# [Your goal]
Every line of the listing that contains the word "john" is to be copied out.

# [Information given]
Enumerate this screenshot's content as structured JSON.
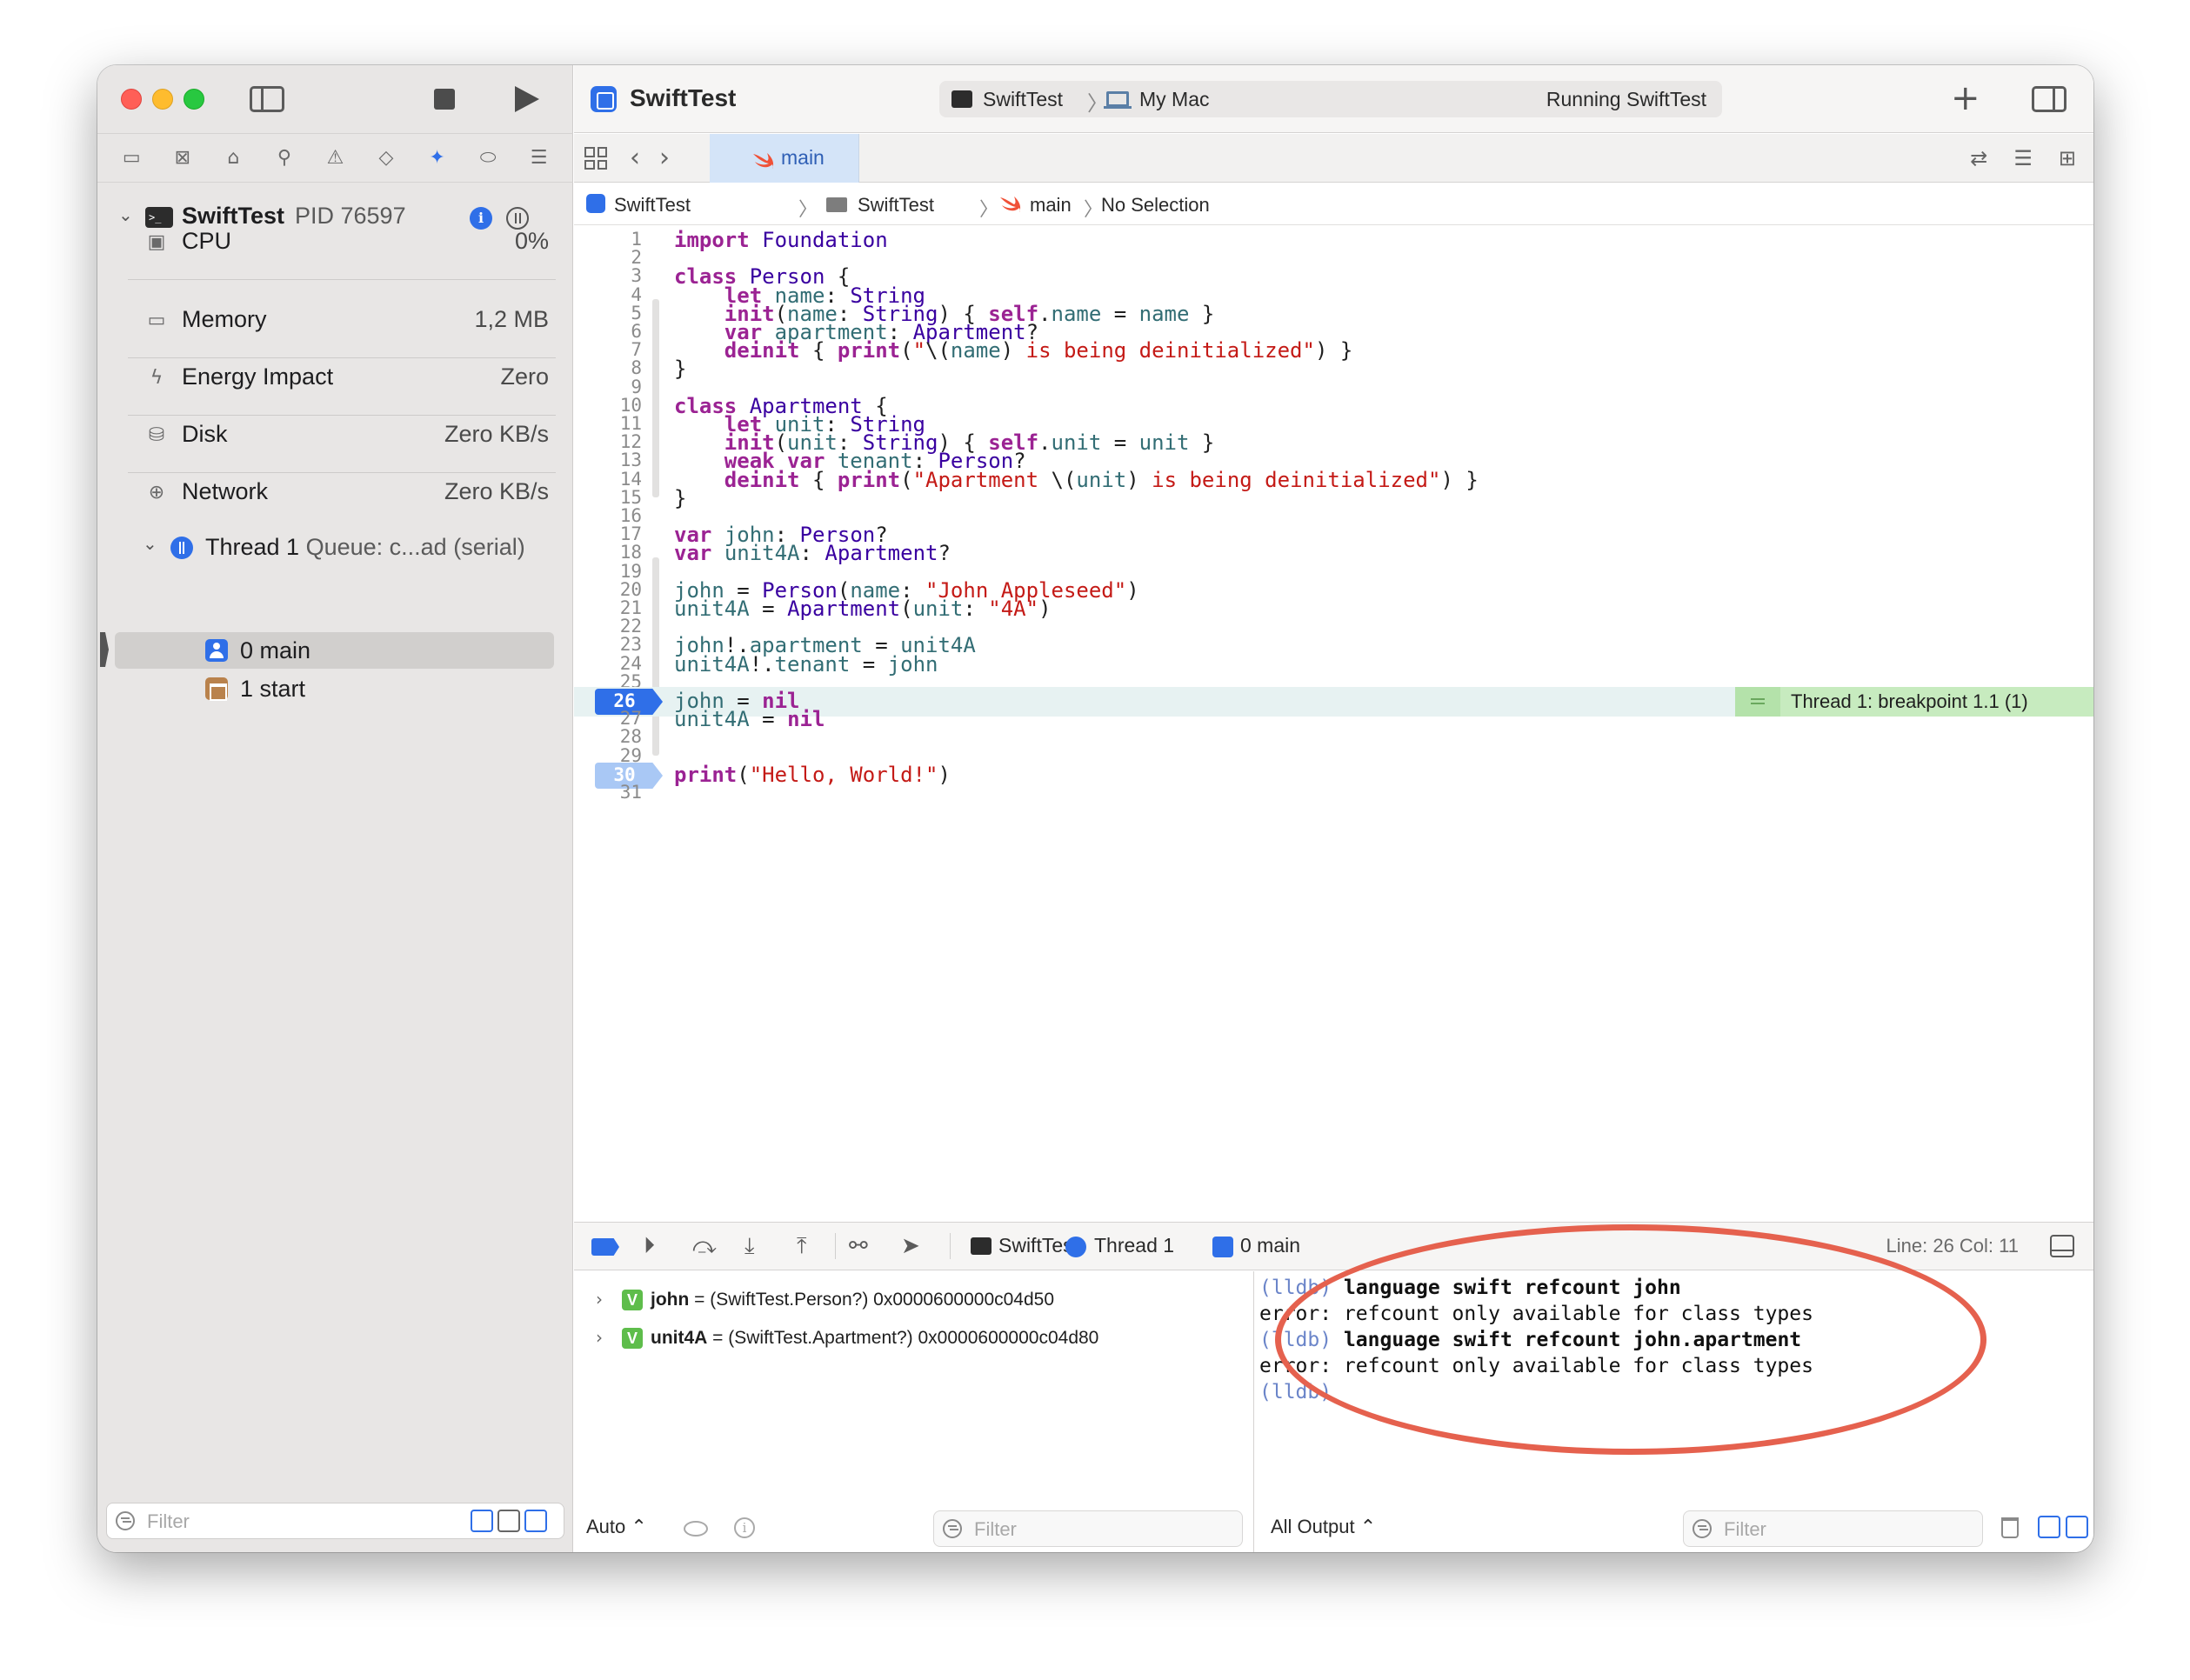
{
  "window": {
    "app_title": "SwiftTest",
    "scheme": "SwiftTest",
    "destination": "My Mac",
    "status": "Running SwiftTest",
    "editor_tab": "main"
  },
  "sidebar": {
    "process": {
      "name": "SwiftTest",
      "pid": "PID 76597"
    },
    "gauges": [
      {
        "icon": "cpu-icon",
        "label": "CPU",
        "value": "0%"
      },
      {
        "icon": "memory-icon",
        "label": "Memory",
        "value": "1,2 MB"
      },
      {
        "icon": "energy-icon",
        "label": "Energy Impact",
        "value": "Zero"
      },
      {
        "icon": "disk-icon",
        "label": "Disk",
        "value": "Zero KB/s"
      },
      {
        "icon": "network-icon",
        "label": "Network",
        "value": "Zero KB/s"
      }
    ],
    "thread": {
      "name": "Thread 1",
      "queue": "Queue: c...ad (serial)"
    },
    "frames": [
      {
        "label": "0 main",
        "selected": true
      },
      {
        "label": "1 start",
        "selected": false
      }
    ],
    "filter_placeholder": "Filter"
  },
  "jump_bar": [
    "SwiftTest",
    "SwiftTest",
    "main",
    "No Selection"
  ],
  "code": {
    "current_line": 26,
    "breakpoint_lines": [
      26,
      30
    ],
    "breakpoint_label": "Thread 1: breakpoint 1.1 (1)",
    "lines": [
      "import Foundation",
      "",
      "class Person {",
      "    let name: String",
      "    init(name: String) { self.name = name }",
      "    var apartment: Apartment?",
      "    deinit { print(\"\\(name) is being deinitialized\") }",
      "}",
      "",
      "class Apartment {",
      "    let unit: String",
      "    init(unit: String) { self.unit = unit }",
      "    weak var tenant: Person?",
      "    deinit { print(\"Apartment \\(unit) is being deinitialized\") }",
      "}",
      "",
      "var john: Person?",
      "var unit4A: Apartment?",
      "",
      "john = Person(name: \"John Appleseed\")",
      "unit4A = Apartment(unit: \"4A\")",
      "",
      "john!.apartment = unit4A",
      "unit4A!.tenant = john",
      "",
      "john = nil",
      "unit4A = nil",
      "",
      "",
      "print(\"Hello, World!\")",
      ""
    ]
  },
  "debug_bar": {
    "crumbs": [
      "SwiftTest",
      "Thread 1",
      "0 main"
    ],
    "position": "Line: 26  Col: 11"
  },
  "variables": [
    {
      "name": "john",
      "value": " = (SwiftTest.Person?) 0x0000600000c04d50"
    },
    {
      "name": "unit4A",
      "value": " = (SwiftTest.Apartment?) 0x0000600000c04d80"
    }
  ],
  "variables_footer": {
    "mode": "Auto ⌃",
    "filter_placeholder": "Filter"
  },
  "console": {
    "lines": [
      {
        "prompt": "(lldb)",
        "text": " language swift refcount john",
        "kind": "cmd"
      },
      {
        "prompt": "",
        "text": "error: refcount only available for class types",
        "kind": "err"
      },
      {
        "prompt": "(lldb)",
        "text": " language swift refcount john.apartment",
        "kind": "cmd"
      },
      {
        "prompt": "",
        "text": "error: refcount only available for class types",
        "kind": "err"
      },
      {
        "prompt": "(lldb)",
        "text": "",
        "kind": "cmd"
      }
    ],
    "output_mode": "All Output ⌃",
    "filter_placeholder": "Filter"
  },
  "colors": {
    "accent": "#2f6fe8",
    "annotation": "#e5614e",
    "breakpoint_banner": "#c7ebbf"
  }
}
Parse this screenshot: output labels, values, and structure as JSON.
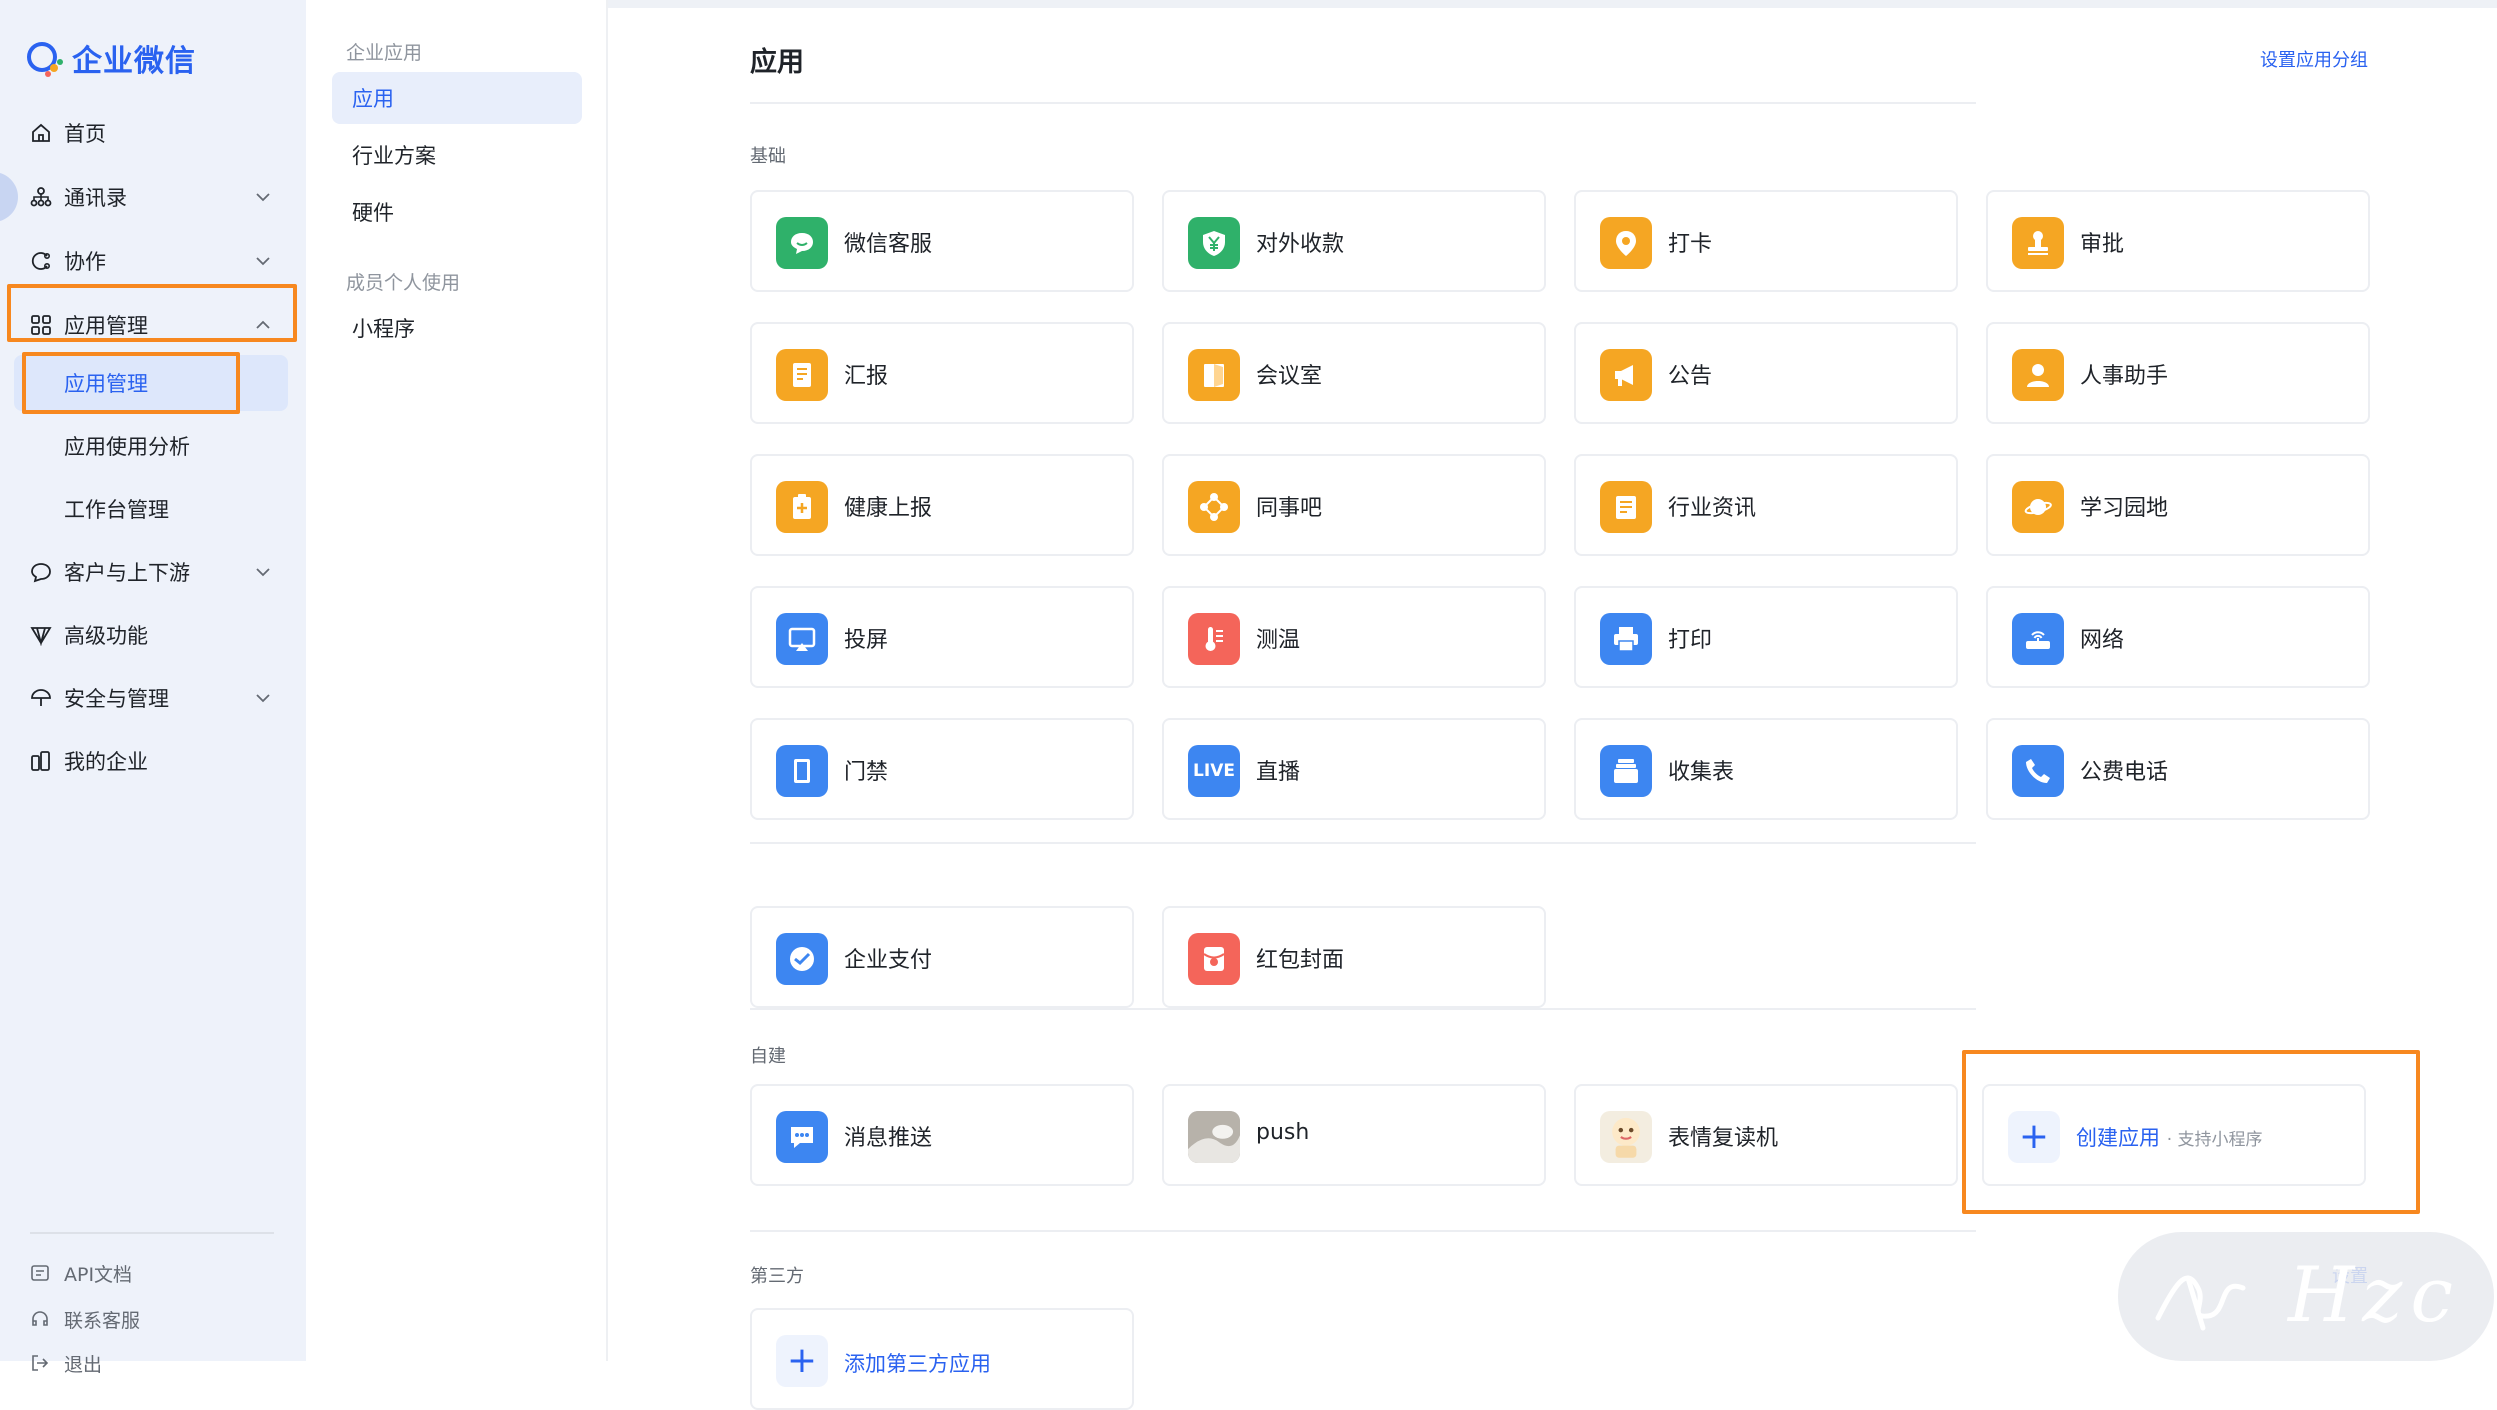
{
  "brand": {
    "logo_text": "企业微信"
  },
  "nav": {
    "items": [
      {
        "label": "首页",
        "icon": "home-icon"
      },
      {
        "label": "通讯录",
        "icon": "org-chart-icon"
      },
      {
        "label": "协作",
        "icon": "collab-icon"
      },
      {
        "label": "应用管理",
        "icon": "apps-grid-icon"
      },
      {
        "label": "客户与上下游",
        "icon": "chat-bubble-icon"
      },
      {
        "label": "高级功能",
        "icon": "diamond-icon"
      },
      {
        "label": "安全与管理",
        "icon": "umbrella-icon"
      },
      {
        "label": "我的企业",
        "icon": "building-icon"
      }
    ],
    "sub_items": [
      {
        "label": "应用管理"
      },
      {
        "label": "应用使用分析"
      },
      {
        "label": "工作台管理"
      }
    ],
    "footer": [
      {
        "label": "API文档"
      },
      {
        "label": "联系客服"
      },
      {
        "label": "退出"
      }
    ]
  },
  "nav2": {
    "group1": "企业应用",
    "group1_items": [
      "应用",
      "行业方案",
      "硬件"
    ],
    "group2": "成员个人使用",
    "group2_items": [
      "小程序"
    ]
  },
  "main": {
    "title": "应用",
    "set_groups_link": "设置应用分组",
    "sections": {
      "basic": "基础",
      "custom": "自建",
      "third": "第三方"
    },
    "third_settings_link": "设置",
    "basic_apps": [
      {
        "name": "微信客服",
        "color": "#2fb16a",
        "icon": "wechat-service-icon"
      },
      {
        "name": "对外收款",
        "color": "#2fb16a",
        "icon": "yen-shield-icon"
      },
      {
        "name": "打卡",
        "color": "#f5a623",
        "icon": "location-pin-icon"
      },
      {
        "name": "审批",
        "color": "#f5a623",
        "icon": "stamp-icon"
      },
      {
        "name": "汇报",
        "color": "#f5a623",
        "icon": "report-doc-icon"
      },
      {
        "name": "会议室",
        "color": "#f5a623",
        "icon": "door-icon"
      },
      {
        "name": "公告",
        "color": "#f5a623",
        "icon": "megaphone-icon"
      },
      {
        "name": "人事助手",
        "color": "#f5a623",
        "icon": "person-icon"
      },
      {
        "name": "健康上报",
        "color": "#f5a623",
        "icon": "health-clipboard-icon"
      },
      {
        "name": "同事吧",
        "color": "#f5a623",
        "icon": "network-nodes-icon"
      },
      {
        "name": "行业资讯",
        "color": "#f5a623",
        "icon": "news-icon"
      },
      {
        "name": "学习园地",
        "color": "#f5a623",
        "icon": "planet-icon"
      },
      {
        "name": "投屏",
        "color": "#3d86f1",
        "icon": "screen-cast-icon"
      },
      {
        "name": "测温",
        "color": "#f4655a",
        "icon": "thermometer-icon"
      },
      {
        "name": "打印",
        "color": "#3d86f1",
        "icon": "printer-icon"
      },
      {
        "name": "网络",
        "color": "#3d86f1",
        "icon": "router-icon"
      },
      {
        "name": "门禁",
        "color": "#3d86f1",
        "icon": "access-door-icon"
      },
      {
        "name": "直播",
        "color": "#3d86f1",
        "icon": "live-icon",
        "badge_text": "LIVE"
      },
      {
        "name": "收集表",
        "color": "#3d86f1",
        "icon": "form-stack-icon"
      },
      {
        "name": "公费电话",
        "color": "#3d86f1",
        "icon": "phone-icon"
      }
    ],
    "pay_apps": [
      {
        "name": "企业支付",
        "color": "#3d86f1",
        "icon": "pay-icon"
      },
      {
        "name": "红包封面",
        "color": "#f4655a",
        "icon": "red-packet-icon"
      }
    ],
    "custom_apps": [
      {
        "name": "消息推送",
        "color": "#3d86f1",
        "icon": "message-push-icon"
      },
      {
        "name": "push",
        "color": "#c9c9c9",
        "icon": "photo-thumb-icon"
      },
      {
        "name": "表情复读机",
        "color": "#f3ede0",
        "icon": "sticker-thumb-icon"
      }
    ],
    "create_app": {
      "label": "创建应用",
      "sub": "· 支持小程序"
    },
    "add_third_app": {
      "label": "添加第三方应用"
    }
  },
  "watermark": {
    "text": "Hzc"
  }
}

# [Exercise result]
      "var john: Person?",
      "john = Person(name: \"John Appleseed\")",
      "john!.apartment = unit4A",
      "unit4A!.tenant = john",
      "john = nil",
      "name": "john",
        "text": " language swift refcount john",
        "text": " language swift refcount john.apartment",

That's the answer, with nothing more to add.